The question itself contains the perspective of Empire. Everything must bend to us, everything must work out for us, our way of life is not negotiable. We have upwards of seven billion souls on this planet, and they all want iPhones, therefore we need vertical farms.
History shows that empires cannot escape the math of bankruptcy, and so far they have all fallen. The only way out of this without confronting our desires to continue our highly subsidized life of ease and privilege is to seek a Higher Power—a miracle is needed.
For the rationalist problem solvers among us, that higher power is usually science and technology.
For example, if somebody develops a nuclear reactor that can run on pocket lint, we will be essentially liberated from constraints on our energy use. Realistically, that does nothing about the many other non-renewables except increase the length of time we can scratch around in the dust for crumbs. But most-importantly, it is a hell of a way to plan for the future. We are literally saying, “We don’t want to deal with reality, so we are going to continue doing whatever we want, and trust an angel will bring us a miracle.”

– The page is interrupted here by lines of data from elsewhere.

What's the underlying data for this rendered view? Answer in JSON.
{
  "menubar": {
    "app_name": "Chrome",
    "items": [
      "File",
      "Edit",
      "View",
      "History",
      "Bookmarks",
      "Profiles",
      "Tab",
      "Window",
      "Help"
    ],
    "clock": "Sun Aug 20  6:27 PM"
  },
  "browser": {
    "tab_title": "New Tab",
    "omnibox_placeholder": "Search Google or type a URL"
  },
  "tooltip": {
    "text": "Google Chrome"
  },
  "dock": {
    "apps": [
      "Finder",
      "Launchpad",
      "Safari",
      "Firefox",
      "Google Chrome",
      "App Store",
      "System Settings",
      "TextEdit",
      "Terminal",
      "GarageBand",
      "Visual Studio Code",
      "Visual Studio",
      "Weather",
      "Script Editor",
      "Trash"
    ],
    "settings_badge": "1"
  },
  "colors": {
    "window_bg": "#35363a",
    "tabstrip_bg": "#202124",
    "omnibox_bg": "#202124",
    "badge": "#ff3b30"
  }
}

This church points to past innovations as proof we will science our way out of this jam. This ignores history. Various forms of fossil fuels, for example, have been known for millennia—they just weren’t seen to be useful. Many centuries later, given a huge untapped resource, well-known and lying around in plain sight, we did develop the massive burning of oil products that finally docked the whaling fleet. 2
Now, if they hadn’t developed petroleum products, we would have stopped using whale oil anyway for the simple lack of whales. That is the math. Whales were in steep decline before the first oil well was drilled.

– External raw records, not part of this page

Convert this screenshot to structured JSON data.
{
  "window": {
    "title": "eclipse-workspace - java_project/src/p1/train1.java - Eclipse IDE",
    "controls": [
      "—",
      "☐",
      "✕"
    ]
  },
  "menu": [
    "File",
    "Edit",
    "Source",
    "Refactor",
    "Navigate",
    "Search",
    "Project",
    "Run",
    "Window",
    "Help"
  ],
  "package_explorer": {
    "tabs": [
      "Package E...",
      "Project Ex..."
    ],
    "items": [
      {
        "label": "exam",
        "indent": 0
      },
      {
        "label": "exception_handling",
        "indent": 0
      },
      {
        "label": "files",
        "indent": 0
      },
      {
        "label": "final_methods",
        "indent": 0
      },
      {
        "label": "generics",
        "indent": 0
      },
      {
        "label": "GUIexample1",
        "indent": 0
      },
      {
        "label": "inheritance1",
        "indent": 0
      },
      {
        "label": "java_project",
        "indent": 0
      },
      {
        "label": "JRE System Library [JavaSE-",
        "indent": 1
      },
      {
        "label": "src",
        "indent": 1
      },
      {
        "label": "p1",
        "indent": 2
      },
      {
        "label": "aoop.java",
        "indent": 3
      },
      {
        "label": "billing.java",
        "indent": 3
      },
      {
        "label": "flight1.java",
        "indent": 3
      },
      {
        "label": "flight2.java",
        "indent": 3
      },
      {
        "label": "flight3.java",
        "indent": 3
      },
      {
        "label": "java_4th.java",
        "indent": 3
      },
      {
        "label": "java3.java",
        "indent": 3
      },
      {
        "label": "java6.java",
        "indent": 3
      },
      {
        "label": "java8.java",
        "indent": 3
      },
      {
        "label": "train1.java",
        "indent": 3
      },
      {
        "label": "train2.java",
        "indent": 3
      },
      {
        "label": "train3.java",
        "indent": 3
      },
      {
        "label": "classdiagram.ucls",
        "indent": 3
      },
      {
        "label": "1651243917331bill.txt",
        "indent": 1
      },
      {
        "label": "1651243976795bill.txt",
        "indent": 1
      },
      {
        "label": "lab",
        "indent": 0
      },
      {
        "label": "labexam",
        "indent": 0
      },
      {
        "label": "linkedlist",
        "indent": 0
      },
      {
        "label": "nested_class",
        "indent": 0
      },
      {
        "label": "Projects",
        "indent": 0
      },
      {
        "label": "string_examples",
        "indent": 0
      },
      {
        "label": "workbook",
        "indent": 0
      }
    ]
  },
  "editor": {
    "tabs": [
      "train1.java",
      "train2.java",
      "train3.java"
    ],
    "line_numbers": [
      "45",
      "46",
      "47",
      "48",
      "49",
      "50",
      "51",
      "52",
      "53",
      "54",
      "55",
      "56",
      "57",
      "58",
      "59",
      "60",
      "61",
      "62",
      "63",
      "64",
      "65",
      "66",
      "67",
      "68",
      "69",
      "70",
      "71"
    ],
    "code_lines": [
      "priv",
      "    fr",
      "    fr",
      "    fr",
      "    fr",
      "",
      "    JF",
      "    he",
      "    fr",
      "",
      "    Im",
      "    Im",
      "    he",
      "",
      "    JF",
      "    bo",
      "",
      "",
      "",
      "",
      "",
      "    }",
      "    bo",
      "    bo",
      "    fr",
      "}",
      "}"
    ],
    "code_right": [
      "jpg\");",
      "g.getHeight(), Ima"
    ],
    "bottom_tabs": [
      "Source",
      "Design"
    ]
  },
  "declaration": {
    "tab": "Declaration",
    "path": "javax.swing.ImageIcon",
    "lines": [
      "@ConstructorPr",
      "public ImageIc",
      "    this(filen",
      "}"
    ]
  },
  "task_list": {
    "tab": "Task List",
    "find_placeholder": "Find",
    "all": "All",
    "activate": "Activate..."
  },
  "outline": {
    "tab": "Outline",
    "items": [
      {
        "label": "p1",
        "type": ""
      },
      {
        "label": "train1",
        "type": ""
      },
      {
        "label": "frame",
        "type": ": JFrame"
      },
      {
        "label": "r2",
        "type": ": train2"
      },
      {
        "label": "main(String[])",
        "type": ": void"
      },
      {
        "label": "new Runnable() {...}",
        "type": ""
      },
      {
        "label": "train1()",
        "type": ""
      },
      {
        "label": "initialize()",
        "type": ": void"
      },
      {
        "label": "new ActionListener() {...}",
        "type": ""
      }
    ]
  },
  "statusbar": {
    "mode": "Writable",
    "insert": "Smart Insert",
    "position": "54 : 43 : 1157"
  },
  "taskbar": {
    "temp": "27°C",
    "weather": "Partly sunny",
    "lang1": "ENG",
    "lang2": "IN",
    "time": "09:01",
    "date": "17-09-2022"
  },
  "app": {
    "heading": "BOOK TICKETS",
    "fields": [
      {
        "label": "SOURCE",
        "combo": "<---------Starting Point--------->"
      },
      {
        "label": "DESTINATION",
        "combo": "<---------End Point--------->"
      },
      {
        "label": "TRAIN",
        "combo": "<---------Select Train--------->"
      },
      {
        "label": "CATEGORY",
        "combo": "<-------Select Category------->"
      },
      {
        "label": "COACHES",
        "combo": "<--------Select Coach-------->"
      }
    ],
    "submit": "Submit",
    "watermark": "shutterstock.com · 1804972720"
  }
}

But what we don’t have today is a massive store of concentrated energy, lying around in plain sight. We do have several kinds of very diffuse energy: nuclear, solar, wind, etc. Because of the energy, materials and infrastructure required to concentrate that diffuse energy, these have a much lower Energy Return on the Energy Invested than a nice barrel of oil.
This means there is less surplus. If your investment returns 7% instead of 5%, you have more surplus and you can do more things. If you have less surplus, you can do fewer things. So, in a world of diminishing returns on our energy investments, in a world in which we have and will continue to have less energy to spend, why would we build a box to keep nature’s free services away from our plants, only to replace those very things with energy-hungry lights and machines?

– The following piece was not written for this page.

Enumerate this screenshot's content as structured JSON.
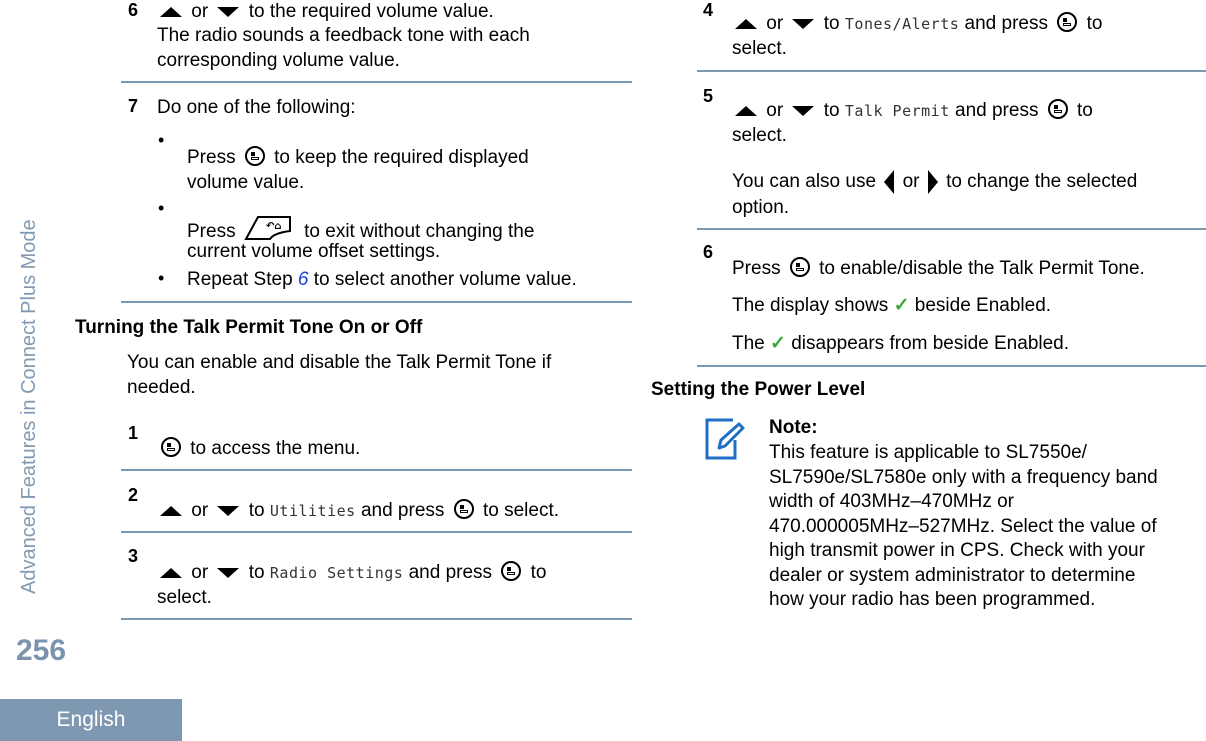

This is not able-to-be-sustained. And so it will not be sustained. That is the math.
Now, in the short term, we may get caught up in the Green Fever, and slap vertical farms in some parkades and vacant lots. It is a short-sighted sort of math, but it is good-hearted. 3
For myself, I am interested in longer-term thinking. I am not interested in advocating for systems like vertical farms, which will consume enormous amounts of concrete, steel, copper and plastic, and will eventually go out of business. Why would we sink precious resources into a system that cannot be sustained?
There is real, important and durable work, sustainable work, that needs to be done. If we want to increase the food grown in cities, start replacing decorative street trees with fruit and nut trees. Advocate for systems that manage our food scraps with chickens instead of with diesel trucks and loaders. Support your peri-urban farmers for your tender greens, and ask your grocer to contract with local farmers. Start thinking about what is able to be sustained. Think about what we can have, not what we want to have.
About a century ago, New York City received most of its food from within seven miles. So yes, cities need green belts. This is a durable model that has worked for humanity over the long term. Most importantly, traditional intensive farms can produce more food than they require to operate. They can be sustainable.
Ours is far from the first civilization to face the fact that our systems cannot grow forever—nothing can.4 Vertical farms are the answer to the wrong question. The question is not how many technologies we can deploy to resist change, no matter what cost to ourselves and the ecosphere. The question how do we live joyfully within our fair share of this planet.